Microsoft News Center
Online shopping sites are giving the big box stores a run for their money this holiday season.
Coremetrics reported in late November that CyberMonday sales surpassed Black Friday sales by 31.1 percent and increased 19.4 percent compared to CyberMonday sales last year. With three weeks to go, consumers still have time to take advantage of the convenience and buying power of online shopping.
Amidst the jingle of holiday spending, follow these tips for making the online shopping experience safe, easy and hassle-free:
· Protect all personal and financial information by updating all of the software on your computer, including Web browsers, firewalls and anti-virus, anti-spam and anti-spyware applications. Want added insurance? Download Microsoft® Security Essentials for free, or use other antivirus solutions.
· Shop only on reputable sites that use strong security and encrypt your data. Look for the padlock icon or “https://” at the beginning of Web addresses when processing your credit card data.

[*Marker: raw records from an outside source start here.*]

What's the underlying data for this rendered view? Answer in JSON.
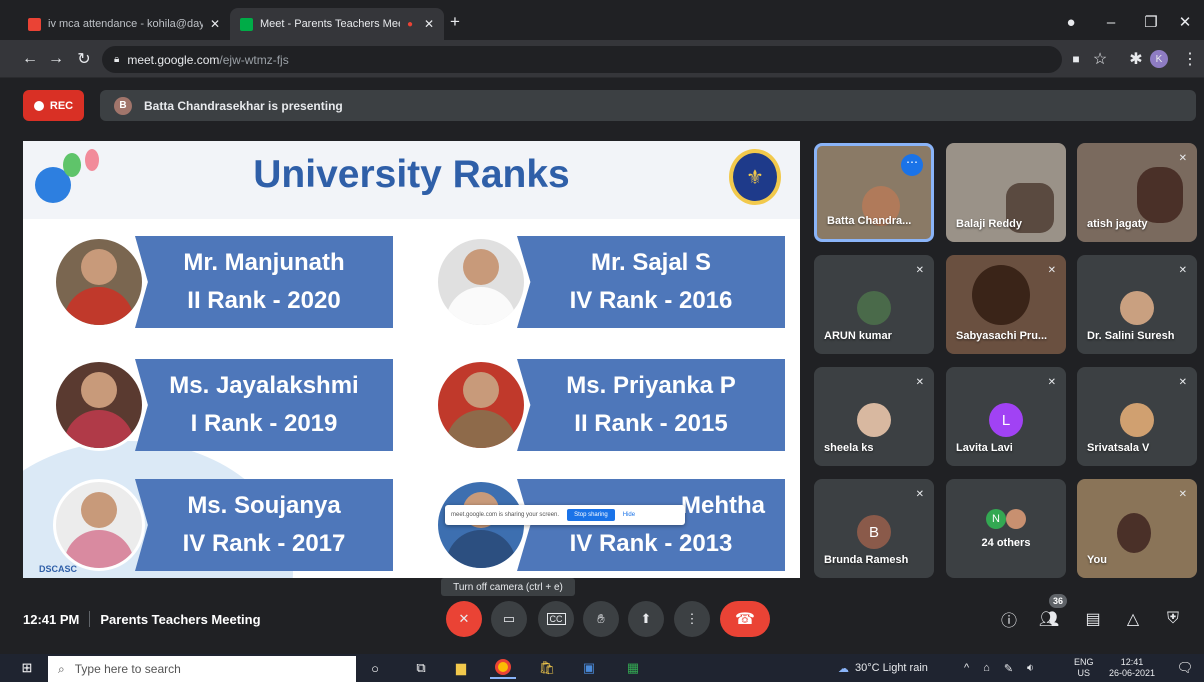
{
  "browser": {
    "tabs": [
      {
        "title": "iv mca attendance - kohila@daya"
      },
      {
        "title": "Meet - Parents Teachers Mee"
      }
    ],
    "new_tab": "+",
    "url_host": "meet.google.com",
    "url_path": "/ejw-wtmz-fjs",
    "profile_initial": "K"
  },
  "meet": {
    "rec_label": "REC",
    "presenter_initial": "B",
    "presenting_text": "Batta Chandrasekhar is presenting",
    "time": "12:41 PM",
    "meeting_name": "Parents Teachers Meeting",
    "tooltip": "Turn off camera (ctrl + e)",
    "participant_count": "36",
    "share_notice": "meet.google.com is sharing your screen.",
    "stop_sharing": "Stop sharing",
    "hide": "Hide"
  },
  "slide": {
    "title": "University Ranks",
    "watermark": "DSCASC",
    "cards": [
      {
        "name": "Mr. Manjunath",
        "rank": "II Rank - 2020"
      },
      {
        "name": "Mr. Sajal S",
        "rank": "IV Rank - 2016"
      },
      {
        "name": "Ms. Jayalakshmi",
        "rank": "I Rank - 2019"
      },
      {
        "name": "Ms. Priyanka P",
        "rank": "II Rank - 2015"
      },
      {
        "name": "Ms. Soujanya",
        "rank": "IV Rank - 2017"
      },
      {
        "name": "Mehtha",
        "rank": "IV Rank - 2013"
      }
    ]
  },
  "participants": [
    {
      "name": "Batta Chandra..."
    },
    {
      "name": "Balaji Reddy"
    },
    {
      "name": "atish jagaty"
    },
    {
      "name": "ARUN kumar"
    },
    {
      "name": "Sabyasachi Pru..."
    },
    {
      "name": "Dr. Salini Suresh"
    },
    {
      "name": "sheela ks"
    },
    {
      "name": "Lavita Lavi",
      "initial": "L"
    },
    {
      "name": "Srivatsala V"
    },
    {
      "name": "Brunda Ramesh",
      "initial": "B"
    },
    {
      "name": "24 others",
      "initial": "N"
    },
    {
      "name": "You"
    }
  ],
  "taskbar": {
    "search_placeholder": "Type here to search",
    "weather": "30°C Light rain",
    "lang_top": "ENG",
    "lang_bottom": "US",
    "clock_time": "12:41",
    "clock_date": "26-06-2021"
  },
  "colors": {
    "accent": "#2f5fa8",
    "card": "#4e77ba",
    "rec": "#d93025"
  }
}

Also look for a recognized third-party trust seal such as BBBOnline or TRUSTe or the green address bar in Internet Explorer 8 or 9 indicating a trustworthy site. It’s also a good idea to check for a physical address and telephone number of any online merchant with which you’re unfamiliar.
· Use Bing to find gifts, compare prices and find directions to the nearest retailer or merchant. If your kids are using the Web to search for presents, make sure to download the free Windows Live Family Safety 2011 tool. This ensures safer browsing, social networking and search experiences. The tool’s SafeSearch feature ensures children will not encounter inappropriate content while surfing the Web. Bing also offers a new social shopping list feature that lets you share wish lists with friends.
· Never disclose personal or financial information to any online merchant with which you are unfamiliar. Do not respond to any request to “update your account information” or any unsolicited e-mails requesting donations – they may be scams to steal your identity. This includes charities. If you receive a solicitation from one of your favorite charities or an account update request and are considering responding, do not click on the link. Instead, close the e-mail, open a new browser window and go directly to the organization’s website.
· Manage and safeguard personal information and passwords using a trusted and reliable authentication service such as WindowsLive ID. Or, set up a separate e-mail account dedicated to online shopping with a password distinct from your everyday account.
· Make sure all passwords contain at least eight characters and include letters, punctuation, symbols and numbers. It is also a good idea to have a different password for every website. In particular, never use any actual words for your password or any part of your identity (name, age, date of birth, etc.). While you should avoid sharing or writing down your passwords, it is important that you print out and save receipts for any online transactions.
· Use tools built into your Web browser – such as Internet Explorer 8’s SmartScreen Filter – to protect yourself against malicious software and phishing threats. SmartScreen Filter also alerts you if a site has been reported unsafe, and allows you to report any unsafe sites you encounter.
· Use IE’s InPrivate features to keep gifts a secret from friends and family members. InPrivate browsing makes sure browsing histories, temporary Internet files and cookies are not recorded on your PC after you close your browser. The feature also prevents third-party sites from monitoring your online behavior and habits to syndicate content or advertising.
· If buying a gift from an individual via an online shopping or auction site like eBay or Craigslist, follow the stated safety rules on the site and never disclose account information. A new scam is to ask for account information in order to deposit a ‘refund.’ That refund is more likely to be a large withdrawal.
Mobile phones and location-based services will play a fast-growing role in this year’s holiday shopping experience. According to the National Retail Federation, about 7 million American shoppers will use their mobile phones as a purchasing device this year—up from 4 million in 2009.
Retailers increasingly use location-based services to reach consumers with coupons, inventory updates, customer reviews and special deals. Consumers are also doing more “social shopping” this holiday season.
For example, cell phone users can “check-in at the mall” via Facebook Places or FourSquare to access discounts, coupons and loyalty rewards offered by a growing number of retailers. However, most mobile phones enable users to turn off location-based services if they wish.
Today, more consumers than ever use the Web to plan holiday celebrations and enhance their shopping experiences. That said, it’s vital that they understand that technology has limitations and common sense goes a long way in helping keep you and your family safe online.
Posted by Julie Inman-Grant, Director of Privacy and Internet Safety Outreach, Trustworthy Computing